SELTs are an important source of information to inform individual teaching practice, decisions about teaching duties, and course and program curriculum design. They enable the University to assess how effectively its learning environments and teaching practices facilitate student engagement and learning outcomes. Under the current SELT Policy (http://www.adelaide.edu.au/policies/101/) course SELTs are mandated and must be conducted at the conclusion of each term/semester/trimester for every course offering. Feedback on issues raised through course SELT surveys is made available to enrolled students through various resources (e.g. MyUni). In addition aggregated course SELT data is available.
- Academic Support with Maths
- Academic Support with writing and speaking skills
- Student Life Counselling Support - Personal counselling for issues affecting study
- International Student Support
- AUU Student Care - Advocacy, confidential counselling, welfare support and advice
- Students with a Disability - Alternative academic arrangements
- Reasonable Adjustments to Teaching & Assessment for Students with a Disability Policy
Policies & Guidelines
This section contains links to relevant assessment-related policies and guidelines - all university policies.
- Academic Credit Arrangement Policy
- Academic Honesty Policy
- Academic Progress by Coursework Students Policy
- Assessment for Coursework Programs
- Copyright Compliance Policy
- Coursework Academic Programs Policy
- Elder Conservatorium of Music Noise Management Plan
- Intellectual Property Policy
- IT Acceptable Use and Security Policy
- Modified Arrangements for Coursework Assessment
- Student Experience of Learning and Teaching Policy
- Student Grievance Resolution Process
Students are reminded that in order to maintain the academic integrity of all programs and courses, the university has a zero-tolerance approach to students offering money or significant value goods or services to any staff member who is involved in their teaching or assessment. Students offering lecturers or tutors or professional staff anything more than a small token of appreciation is totally unacceptable, in any circumstances. Staff members are obliged to report all such incidents to their supervisor/manager, who will refer them for action under the university's student’s disciplinary procedures.

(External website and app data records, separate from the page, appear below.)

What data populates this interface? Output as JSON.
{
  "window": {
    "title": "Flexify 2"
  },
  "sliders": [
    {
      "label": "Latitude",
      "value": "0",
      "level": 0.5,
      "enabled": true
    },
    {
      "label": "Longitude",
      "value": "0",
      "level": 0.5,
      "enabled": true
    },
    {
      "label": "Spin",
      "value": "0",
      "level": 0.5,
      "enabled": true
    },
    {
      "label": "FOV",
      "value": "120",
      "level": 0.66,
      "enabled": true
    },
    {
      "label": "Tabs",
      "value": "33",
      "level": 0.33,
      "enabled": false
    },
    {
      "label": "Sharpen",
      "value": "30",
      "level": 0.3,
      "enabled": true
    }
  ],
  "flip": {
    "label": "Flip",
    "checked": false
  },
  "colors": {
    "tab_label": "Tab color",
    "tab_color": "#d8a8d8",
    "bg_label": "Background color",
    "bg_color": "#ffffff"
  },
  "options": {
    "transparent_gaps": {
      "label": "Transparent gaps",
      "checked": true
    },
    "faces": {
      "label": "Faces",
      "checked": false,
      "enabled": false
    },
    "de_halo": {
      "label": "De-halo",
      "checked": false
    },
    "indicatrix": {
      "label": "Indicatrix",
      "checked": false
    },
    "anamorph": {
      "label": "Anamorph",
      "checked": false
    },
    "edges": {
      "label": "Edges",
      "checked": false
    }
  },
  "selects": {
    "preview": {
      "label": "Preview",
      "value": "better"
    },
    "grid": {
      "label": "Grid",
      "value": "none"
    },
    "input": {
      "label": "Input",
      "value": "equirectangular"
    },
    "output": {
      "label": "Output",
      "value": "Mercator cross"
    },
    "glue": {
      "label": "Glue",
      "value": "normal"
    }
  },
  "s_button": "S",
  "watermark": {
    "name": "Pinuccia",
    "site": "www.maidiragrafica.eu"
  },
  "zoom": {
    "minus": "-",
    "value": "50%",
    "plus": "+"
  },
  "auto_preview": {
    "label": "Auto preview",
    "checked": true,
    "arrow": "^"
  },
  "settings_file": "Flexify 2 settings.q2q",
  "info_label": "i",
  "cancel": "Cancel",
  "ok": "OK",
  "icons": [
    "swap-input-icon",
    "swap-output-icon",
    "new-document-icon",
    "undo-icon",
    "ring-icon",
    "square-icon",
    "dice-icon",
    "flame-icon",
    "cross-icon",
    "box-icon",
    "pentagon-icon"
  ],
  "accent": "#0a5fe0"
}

The University of Adelaide is committed to regular reviews of the courses and programs it offers to students. The University of Adelaide therefore reserves the right to discontinue or vary programs and courses without notice. Please read the important information contained in the disclaimer.